Changes to the tax code for 2013 earnings largely left real estate untouched. The mortgage interest tax deduction (MID) is still safe and sound, just as sacred as ever. The Mortgage Forgiveness Debt Relief Act (Debt Relief Act) was extended for another year, ensuring short sales will continue at pace.

Although income tax breaks were extended for the middle class, the payroll tax break was allowed to expire.
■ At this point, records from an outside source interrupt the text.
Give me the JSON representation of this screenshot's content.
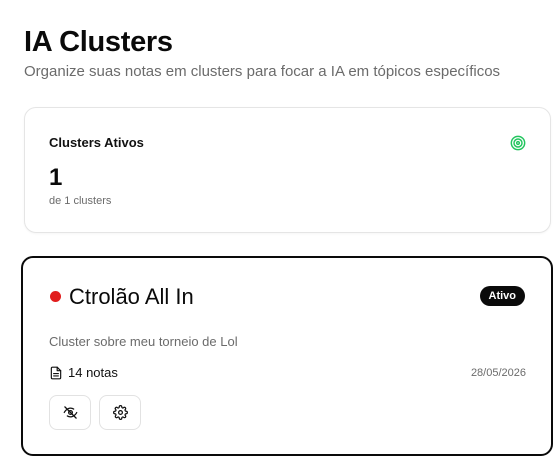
{
  "header": {
    "title": "IA Clusters",
    "subtitle": "Organize suas notas em clusters para focar a IA em tópicos específicos"
  },
  "stats": {
    "label": "Clusters Ativos",
    "value": "1",
    "sub": "de 1 clusters",
    "icon": "target-icon",
    "accent_color": "#22c55e"
  },
  "cluster": {
    "name": "Ctrolão All In",
    "status_color": "#e11d1d",
    "badge": "Ativo",
    "description": "Cluster sobre meu torneio de Lol",
    "notes_count": "14 notas",
    "date": "28/05/2026",
    "actions": [
      {
        "icon": "eye-off-icon"
      },
      {
        "icon": "gear-icon"
      }
    ]
  }
}
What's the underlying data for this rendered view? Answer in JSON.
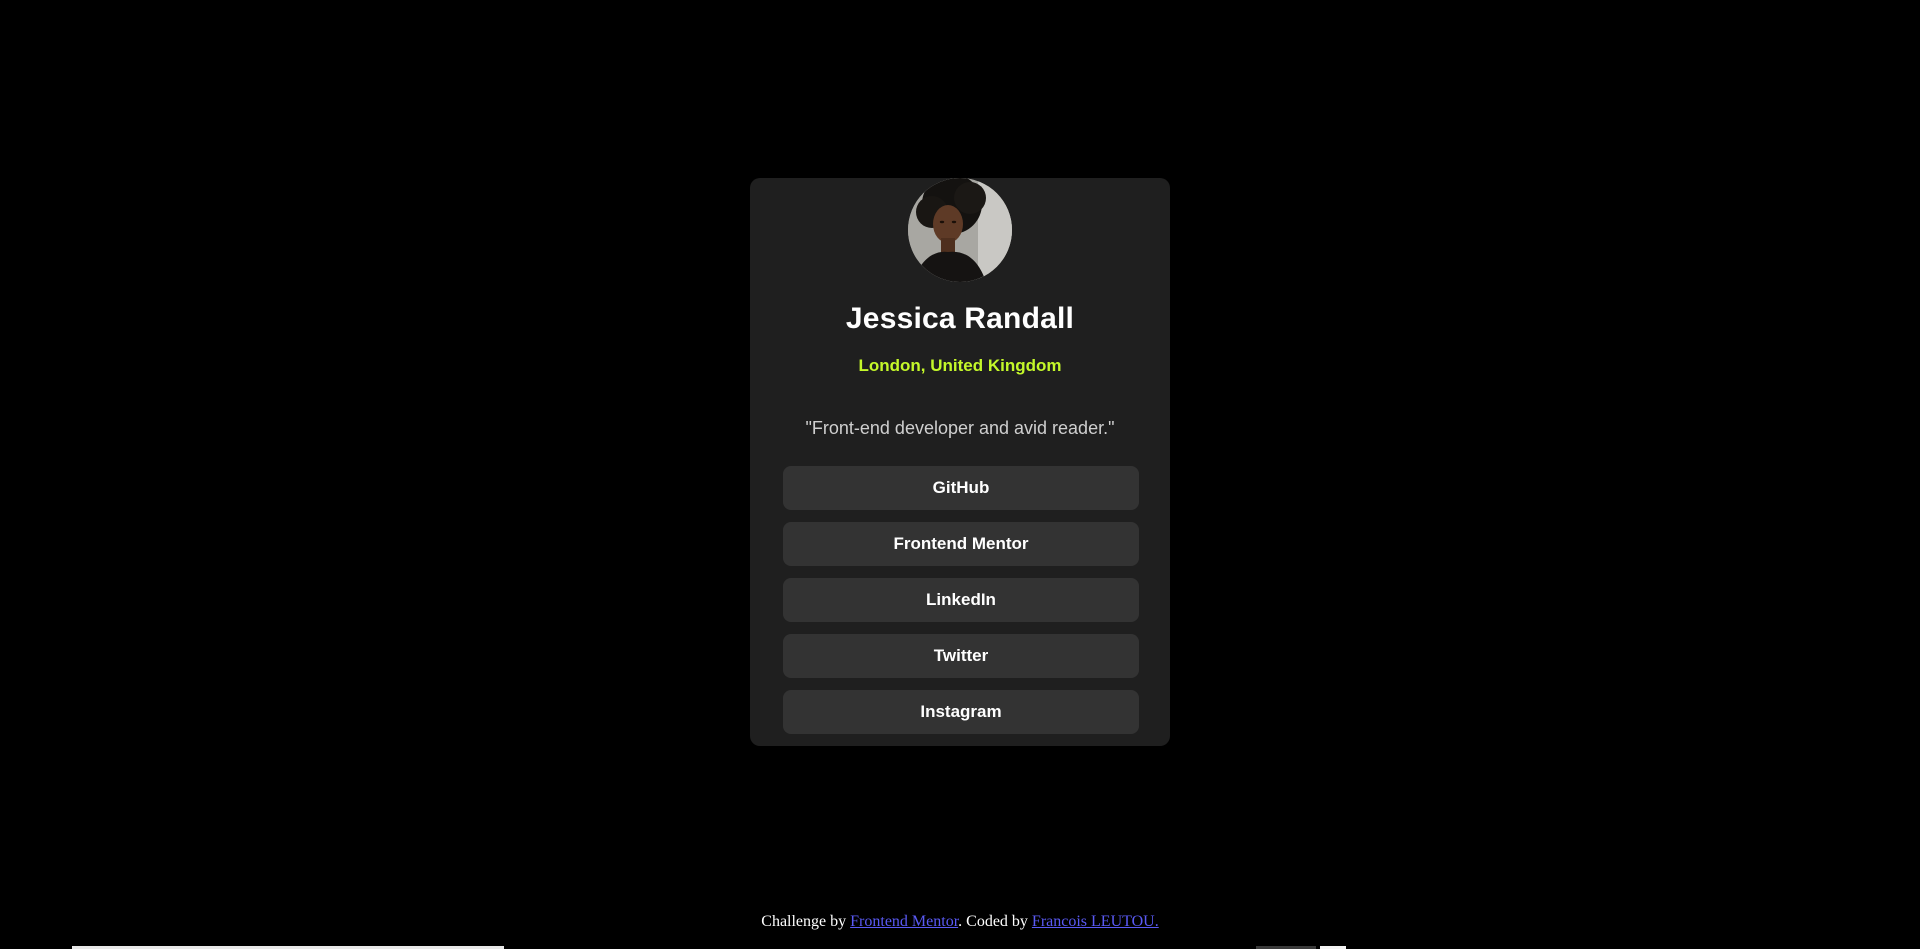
{
  "profile": {
    "name": "Jessica Randall",
    "location": "London, United Kingdom",
    "bio": "\"Front-end developer and avid reader.\""
  },
  "links": [
    {
      "label": "GitHub"
    },
    {
      "label": "Frontend Mentor"
    },
    {
      "label": "LinkedIn"
    },
    {
      "label": "Twitter"
    },
    {
      "label": "Instagram"
    }
  ],
  "footer": {
    "prefix": "Challenge by ",
    "challenge_link": "Frontend Mentor",
    "middle": ". Coded by ",
    "author_link": "Francois LEUTOU."
  },
  "colors": {
    "background": "#000000",
    "card": "#1f1f1f",
    "button": "#333333",
    "accent": "#c4f82a",
    "text": "#ffffff",
    "link": "#5a5af5"
  }
}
The payroll tax increased by two percentage points for middle income earners in 2013. This increase has noticeably diminished the take-home pay of approximately 77% of American households.

Many first tuesday readers believe that this will negatively affect home sales volume in 2013. We disagree.

While consumer spending may suffer, buyer purchasing power will remain strong through 2013. Buyer purchasing power is determined by interest rates and a buyer’s gross income, which obviously has not been affected by the increased payroll tax.  The buyer purchasing power is tracked monthly by first tuesday’s Buyer Purchasing Power Index (BPI).

Related article:

Buyer purchasing power falls slightly, remains high

In fact, we propose this change to the tax code may even increase home sales volume! The cost of renting relative to buying is already extremely high due to excess demand for rentals. Rents are not linked to interest rates, but rather directly to incomes. Since take-home pay has diminished under the new tax code, rents have automatically increased relative to earnings. In other words, renting just got more expensive. This may prove to be the tipping point toward homeownership in 2013!

Re: “2013 tax landscape: a boon to California real estate?